▸ **Instructions for the task**: All lines below containing "text" are to be listed.

▸ **Extracted entries**:
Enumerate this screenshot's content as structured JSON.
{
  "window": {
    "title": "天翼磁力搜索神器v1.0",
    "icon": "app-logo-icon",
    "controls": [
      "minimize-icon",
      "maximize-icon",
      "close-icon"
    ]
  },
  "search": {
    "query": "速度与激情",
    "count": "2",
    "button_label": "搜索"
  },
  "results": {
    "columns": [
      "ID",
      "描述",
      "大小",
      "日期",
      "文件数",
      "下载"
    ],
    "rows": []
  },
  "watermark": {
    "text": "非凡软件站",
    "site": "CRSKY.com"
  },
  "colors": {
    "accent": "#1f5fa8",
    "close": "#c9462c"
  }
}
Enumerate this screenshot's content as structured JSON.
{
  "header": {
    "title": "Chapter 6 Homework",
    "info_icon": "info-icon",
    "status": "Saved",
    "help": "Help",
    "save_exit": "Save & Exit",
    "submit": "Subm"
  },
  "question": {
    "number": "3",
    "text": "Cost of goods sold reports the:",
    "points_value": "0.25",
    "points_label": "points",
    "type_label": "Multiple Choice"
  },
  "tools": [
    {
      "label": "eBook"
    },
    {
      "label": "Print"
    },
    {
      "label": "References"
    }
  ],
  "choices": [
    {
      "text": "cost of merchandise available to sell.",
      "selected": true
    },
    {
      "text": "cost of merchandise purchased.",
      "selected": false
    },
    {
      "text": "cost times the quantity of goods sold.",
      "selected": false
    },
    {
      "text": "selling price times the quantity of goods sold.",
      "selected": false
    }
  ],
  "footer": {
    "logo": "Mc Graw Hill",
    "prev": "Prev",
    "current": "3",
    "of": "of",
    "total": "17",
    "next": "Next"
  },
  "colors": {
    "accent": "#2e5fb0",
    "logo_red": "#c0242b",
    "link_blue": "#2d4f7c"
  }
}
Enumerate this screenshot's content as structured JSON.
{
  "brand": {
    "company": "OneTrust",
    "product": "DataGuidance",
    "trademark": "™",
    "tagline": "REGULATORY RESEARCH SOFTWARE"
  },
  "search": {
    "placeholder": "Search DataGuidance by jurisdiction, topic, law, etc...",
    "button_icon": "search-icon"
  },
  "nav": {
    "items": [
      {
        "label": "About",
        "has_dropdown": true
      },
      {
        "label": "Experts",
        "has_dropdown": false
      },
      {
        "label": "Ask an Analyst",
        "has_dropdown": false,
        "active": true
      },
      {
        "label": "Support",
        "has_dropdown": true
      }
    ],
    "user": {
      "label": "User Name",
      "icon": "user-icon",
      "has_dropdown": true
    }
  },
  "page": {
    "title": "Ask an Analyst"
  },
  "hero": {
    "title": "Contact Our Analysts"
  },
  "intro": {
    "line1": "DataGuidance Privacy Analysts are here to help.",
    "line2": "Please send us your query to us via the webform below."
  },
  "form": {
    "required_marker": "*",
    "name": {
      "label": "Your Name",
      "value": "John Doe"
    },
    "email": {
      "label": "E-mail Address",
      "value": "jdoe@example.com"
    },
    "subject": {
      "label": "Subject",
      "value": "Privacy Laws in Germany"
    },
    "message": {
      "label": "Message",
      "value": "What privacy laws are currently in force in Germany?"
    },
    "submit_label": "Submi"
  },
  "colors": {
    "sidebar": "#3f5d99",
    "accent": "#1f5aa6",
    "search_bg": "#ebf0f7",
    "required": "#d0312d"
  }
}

▸ **Exercise response**:
    "text": "非凡软件站",
    "text": "Cost of goods sold reports the:",
      "text": "cost of merchandise available to sell.",
      "text": "cost of merchandise purchased.",
      "text": "cost times the quantity of goods sold.",
      "text": "selling price times the quantity of goods sold.",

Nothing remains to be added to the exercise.